Try it -
From the line containing "Serialize everything readable" down to the last line of the material, return those lines verbatim and only those.

◇ ◇ ◇

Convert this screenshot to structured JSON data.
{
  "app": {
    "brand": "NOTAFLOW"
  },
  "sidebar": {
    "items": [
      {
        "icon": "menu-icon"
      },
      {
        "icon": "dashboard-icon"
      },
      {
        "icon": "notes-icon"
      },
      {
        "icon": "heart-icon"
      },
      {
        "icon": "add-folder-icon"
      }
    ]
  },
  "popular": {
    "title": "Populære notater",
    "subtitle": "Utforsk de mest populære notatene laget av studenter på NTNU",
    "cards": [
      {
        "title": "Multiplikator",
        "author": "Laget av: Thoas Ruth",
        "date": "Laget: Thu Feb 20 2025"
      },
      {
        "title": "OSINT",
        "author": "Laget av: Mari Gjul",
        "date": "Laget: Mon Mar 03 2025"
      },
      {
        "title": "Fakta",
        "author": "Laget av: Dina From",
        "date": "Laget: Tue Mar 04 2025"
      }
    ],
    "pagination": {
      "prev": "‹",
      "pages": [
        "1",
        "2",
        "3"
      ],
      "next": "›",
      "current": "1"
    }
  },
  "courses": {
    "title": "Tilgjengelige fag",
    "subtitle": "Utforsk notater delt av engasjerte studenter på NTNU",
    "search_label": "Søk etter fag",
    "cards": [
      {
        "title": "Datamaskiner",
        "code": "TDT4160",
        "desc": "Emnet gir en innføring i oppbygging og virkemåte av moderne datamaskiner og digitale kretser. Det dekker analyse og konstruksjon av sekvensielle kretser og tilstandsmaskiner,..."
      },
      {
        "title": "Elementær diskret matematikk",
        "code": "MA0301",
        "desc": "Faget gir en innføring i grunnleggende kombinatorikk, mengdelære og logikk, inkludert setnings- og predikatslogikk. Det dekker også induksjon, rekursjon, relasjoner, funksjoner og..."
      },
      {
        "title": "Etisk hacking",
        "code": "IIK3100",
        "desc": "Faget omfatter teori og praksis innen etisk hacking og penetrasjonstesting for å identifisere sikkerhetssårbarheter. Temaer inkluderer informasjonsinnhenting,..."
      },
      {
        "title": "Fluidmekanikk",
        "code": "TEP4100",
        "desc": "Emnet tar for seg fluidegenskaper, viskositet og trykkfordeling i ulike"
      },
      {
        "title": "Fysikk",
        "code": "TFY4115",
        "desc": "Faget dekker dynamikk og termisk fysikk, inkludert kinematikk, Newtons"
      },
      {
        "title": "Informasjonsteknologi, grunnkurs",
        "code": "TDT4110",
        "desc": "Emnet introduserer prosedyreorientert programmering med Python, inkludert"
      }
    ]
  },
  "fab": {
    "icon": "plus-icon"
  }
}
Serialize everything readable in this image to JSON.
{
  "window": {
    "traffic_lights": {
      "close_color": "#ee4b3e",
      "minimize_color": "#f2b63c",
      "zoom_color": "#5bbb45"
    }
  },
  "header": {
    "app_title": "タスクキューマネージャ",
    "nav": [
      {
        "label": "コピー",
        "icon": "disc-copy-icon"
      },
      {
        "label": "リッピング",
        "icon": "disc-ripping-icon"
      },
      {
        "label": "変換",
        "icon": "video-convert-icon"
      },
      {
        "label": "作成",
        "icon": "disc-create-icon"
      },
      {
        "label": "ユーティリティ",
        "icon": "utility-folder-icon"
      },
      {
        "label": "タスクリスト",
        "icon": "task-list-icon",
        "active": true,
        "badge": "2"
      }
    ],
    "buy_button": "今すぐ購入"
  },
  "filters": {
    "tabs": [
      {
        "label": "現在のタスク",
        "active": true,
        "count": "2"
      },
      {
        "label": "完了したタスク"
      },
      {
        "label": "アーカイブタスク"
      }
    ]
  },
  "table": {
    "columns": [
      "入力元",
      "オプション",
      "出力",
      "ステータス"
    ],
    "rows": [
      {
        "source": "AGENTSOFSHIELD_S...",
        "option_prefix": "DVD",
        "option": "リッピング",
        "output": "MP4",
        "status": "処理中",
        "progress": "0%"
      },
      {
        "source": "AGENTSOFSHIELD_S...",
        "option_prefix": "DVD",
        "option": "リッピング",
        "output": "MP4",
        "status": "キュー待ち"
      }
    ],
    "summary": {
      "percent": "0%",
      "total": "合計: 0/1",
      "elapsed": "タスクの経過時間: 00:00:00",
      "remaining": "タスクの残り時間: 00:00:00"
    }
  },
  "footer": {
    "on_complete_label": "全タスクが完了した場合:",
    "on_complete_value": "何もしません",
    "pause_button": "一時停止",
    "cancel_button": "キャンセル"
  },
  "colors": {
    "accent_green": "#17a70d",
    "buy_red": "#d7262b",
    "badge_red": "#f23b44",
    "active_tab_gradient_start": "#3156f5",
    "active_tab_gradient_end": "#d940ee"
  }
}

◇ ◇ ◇

Reply -
Serialize everything readable in this image to JSON.
{
  "window": {
    "traffic_lights": {
      "close_color": "#ee4b3e",
      "minimize_color": "#f2b63c",
      "zoom_color": "#5bbb45"
    }
  },
  "header": {
    "app_title": "タスクキューマネージャ",
    "nav": [
      {
        "label": "コピー",
        "icon": "disc-copy-icon"
      },
      {
        "label": "リッピング",
        "icon": "disc-ripping-icon"
      },
      {
        "label": "変換",
        "icon": "video-convert-icon"
      },
      {
        "label": "作成",
        "icon": "disc-create-icon"
      },
      {
        "label": "ユーティリティ",
        "icon": "utility-folder-icon"
      },
      {
        "label": "タスクリスト",
        "icon": "task-list-icon",
        "active": true,
        "badge": "2"
      }
    ],
    "buy_button": "今すぐ購入"
  },
  "filters": {
    "tabs": [
      {
        "label": "現在のタスク",
        "active": true,
        "count": "2"
      },
      {
        "label": "完了したタスク"
      },
      {
        "label": "アーカイブタスク"
      }
    ]
  },
  "table": {
    "columns": [
      "入力元",
      "オプション",
      "出力",
      "ステータス"
    ],
    "rows": [
      {
        "source": "AGENTSOFSHIELD_S...",
        "option_prefix": "DVD",
        "option": "リッピング",
        "output": "MP4",
        "status": "処理中",
        "progress": "0%"
      },
      {
        "source": "AGENTSOFSHIELD_S...",
        "option_prefix": "DVD",
        "option": "リッピング",
        "output": "MP4",
        "status": "キュー待ち"
      }
    ],
    "summary": {
      "percent": "0%",
      "total": "合計: 0/1",
      "elapsed": "タスクの経過時間: 00:00:00",
      "remaining": "タスクの残り時間: 00:00:00"
    }
  },
  "footer": {
    "on_complete_label": "全タスクが完了した場合:",
    "on_complete_value": "何もしません",
    "pause_button": "一時停止",
    "cancel_button": "キャンセル"
  },
  "colors": {
    "accent_green": "#17a70d",
    "buy_red": "#d7262b",
    "badge_red": "#f23b44",
    "active_tab_gradient_start": "#3156f5",
    "active_tab_gradient_end": "#d940ee"
  }
}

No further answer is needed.